Observing that the CTA is “far from essential,” the District Court also held that the Commerce Clause does not extend far enough to sanction the CTA because the future activities of state entities are not sufficient to invoke Congress’s “substantial effects.” (Id. at 34, 43).  The Court compared the CTA to FinCEN’s Customer Due Diligence rule (“CDD Rule”), which requires certain “covered financial institutions”—such as banks opening deposit accounts for customers—to “identify and verify beneficial owners of legal entity customers.”  (Id. at 43, citing 31 C.F.R. § 1010.230(a)).  According to the Court, FinCEN’s CDD Rule and the CTA provide FinCEN with nearly identical information, but the CDD Rule does so in a constitutionally acceptable way.  (Id. at 44).[1] 

The CTA is Not a Necessary and Proper Exercise of Congress’ Taxation Power

Finally, the Government asserted that the CTA is a necessary and proper exercise of Congress’s authority to tax because one purpose of the BOI database created by FinCEN is to assist in efficient tax administration.  (Id. at 16-17).  The Government contends “the collection of beneficial ownership information is necessary and proper to ensure taxable income is appropriately reported,” and that Congress recognized this relationship by “draft[ing] the CTA to allow ‘[o]fficers and employees of the Department of the Treasury [to] obtain access to beneficial ownership information for tax administration purposes[.]’”  The District Court once again rejected the Government’s argument, holding that to accept the Government’s reading of the Necessary and Proper Clause would permit passage of any law that may involve information useful to tax officials.  (Id. at 52).  In other words, the exception would quickly swallow the rule.


It is not yet clear what the implications of this decision will be for entities subject to the reporting provisions under the CTA, and the District Court has not yet ruled whether there will be a nationwide injunction.  McGuireWoods is monitoring the fallout from this decision and its effects on reporting companies. 

For questions about this decision, the CTA, or AML compliance generally, including customer due diligence and beneficial ownership rules, contact the authors of this article or another member of the McGuireWoods Financial Services & Securities Enforcement team, Government Investigations & White Collar Litigation team, Tax & Employment Benefits team, or Corporate & Private Equity team.

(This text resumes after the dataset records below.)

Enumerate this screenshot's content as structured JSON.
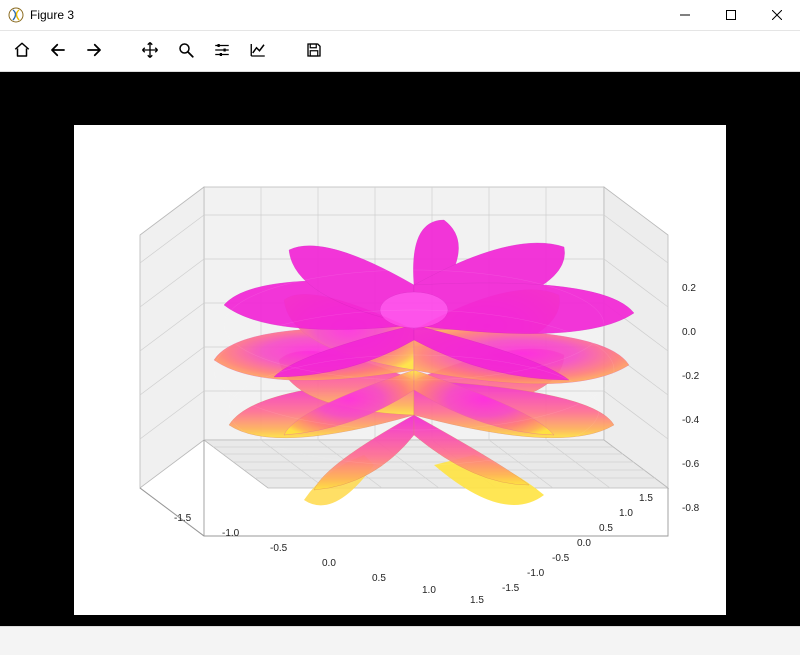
{
  "window": {
    "title": "Figure 3"
  },
  "toolbar": {
    "home_tip": "Home",
    "back_tip": "Back",
    "forward_tip": "Forward",
    "pan_tip": "Pan",
    "zoom_tip": "Zoom",
    "subplots_tip": "Configure subplots",
    "axes_tip": "Edit axis",
    "save_tip": "Save"
  },
  "chart_data": {
    "type": "surface",
    "description": "parametric 3D flower/rose surface, colored by height (magenta high to yellow low)",
    "axes": {
      "x": {
        "ticks": [
          "-1.5",
          "-1.0",
          "-0.5",
          "0.0",
          "0.5",
          "1.0",
          "1.5"
        ],
        "lim": [
          -1.5,
          1.5
        ]
      },
      "y": {
        "ticks": [
          "-1.5",
          "-1.0",
          "-0.5",
          "0.0",
          "0.5",
          "1.0",
          "1.5"
        ],
        "lim": [
          -1.5,
          1.5
        ]
      },
      "z": {
        "ticks": [
          "0.2",
          "0.0",
          "-0.2",
          "-0.4",
          "-0.6",
          "-0.8"
        ],
        "lim": [
          -0.9,
          0.3
        ]
      }
    },
    "colormap": {
      "low": "#ffe341",
      "mid": "#ff8a63",
      "high": "#f326d6"
    }
  }
}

[1] Notably, when the Court discusses the CDD Rule, juxtaposing it to the CTA, it demonstrates a fundamental misunderstanding of the CDD Rule in its comparison.  The Court states that financial institutions collect identifying information from customers at account opening and “provide it to FinCEN.”  (Id.at 11, 44-45).  The Court later states that “the practical similarities between these two regulations make it hard to justify a conclusion that ‘failure to regulate’ corporate entities upon formation would ‘leave a gaping hole’ in Congress’ fight against illicit corporate activity and money laundering…”  (Id.at 45).  This is an inaccurate description to the CDD Rule and where the information is maintained.  The CTA requires reporting of such information to FinCEN to create a centralized database with nationwide information on legal entity beneficial owners.  There is no such data base with CDD Rule information.  Under the CDD Rule, information on beneficial owners of legal entity customers is maintained within the records of each individual financial institution and is not reported to FinCEN or any other governmental entity, unless requested in the context of an investigation, examination, or other governmental requests.